Stakeholder Perspectives on Public Health Genomics Applications for Sickle Cell Disease: A Methodology for a Human Heredity and Health in Africa (H3Africa) Qualitative Research Study

Document Type



School of Nursing and Midwifery, East Africa


Advances in omics technologies alone are not a guarantee that science will translate to robust responsible innovation that is firmly grounded in societal values. This study aimed to identify best practices for Ethical, Legal, and Social Implications (ELSI) research in Africa that allows for optimal integration of community perspectives into the design and implementation of genomics research. In a large sample of 346 stakeholders in Cameroon, Ghana, and Tanzania (59% women), we used a qualitative study design with a phenomenological approach and conducted 32 group and 74 individual interviews (25% rural). We imported interview recordings into NVivo software for analysis. We created a “concept map” to organize the coded information, with Perspectives on Genomics and Sickle Cell Disease (SCD) Public Health Interventions as the central themes.
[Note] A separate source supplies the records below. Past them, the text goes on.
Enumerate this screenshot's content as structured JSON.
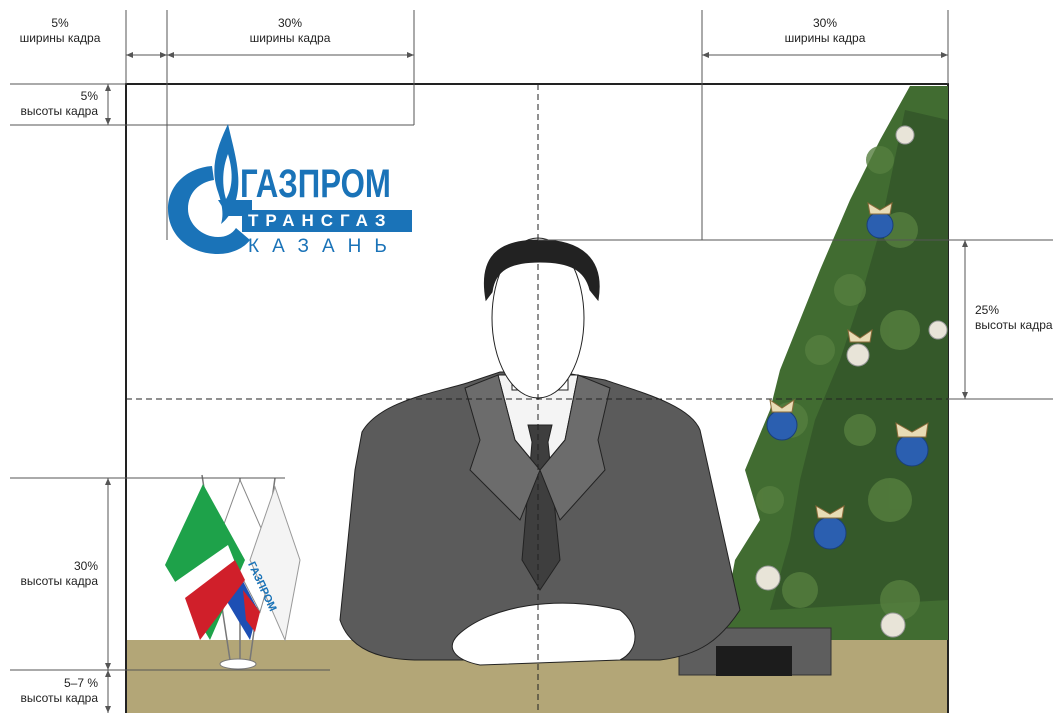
{
  "annotations": {
    "left_margin_width": [
      "5%",
      "ширины кадра"
    ],
    "logo_width": [
      "30%",
      "ширины кадра"
    ],
    "tree_width": [
      "30%",
      "ширины кадра"
    ],
    "top_margin_height": [
      "5%",
      "высоты кадра"
    ],
    "head_height": [
      "25%",
      "высоты кадра"
    ],
    "flags_height": [
      "30%",
      "высоты кадра"
    ],
    "table_height": [
      "5–7 %",
      "высоты кадра"
    ]
  },
  "logo": {
    "line1": "ГАЗПРОМ",
    "line2": "ТРАНСГАЗ",
    "line3": "КАЗАНЬ"
  },
  "flag_logo_text": "ГАЗПРОМ",
  "colors": {
    "brand_blue": "#1a73b8",
    "table": "#b3a677",
    "suit": "#5b5b5b",
    "tree": "#3f6a2f",
    "ornament": "#2b5fb0"
  }
}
We found that (1) analyses of major subthemes across and within countries revealed differential knowledge and experiences of SCD, and perspectives on various aspects of research and genomics; (2) we were able to gather empirical data efficiently from urban and rural stakeholders, to study the issues related to sample sharing, consent processes, and return of clinical and genomic study results; (3) the concept of nondirectiveness in modern genetic medicine practice can be challenged by the views of stakeholders in the context of a high-burden disease such as SCD; and (4) linking community views to current and proposed public health interventions could be understood within the context of each specific country. Our work informs future qualitative social science and technology policy research designs on genomics applications in Africa.


OMICS A Journal of Integrative Biology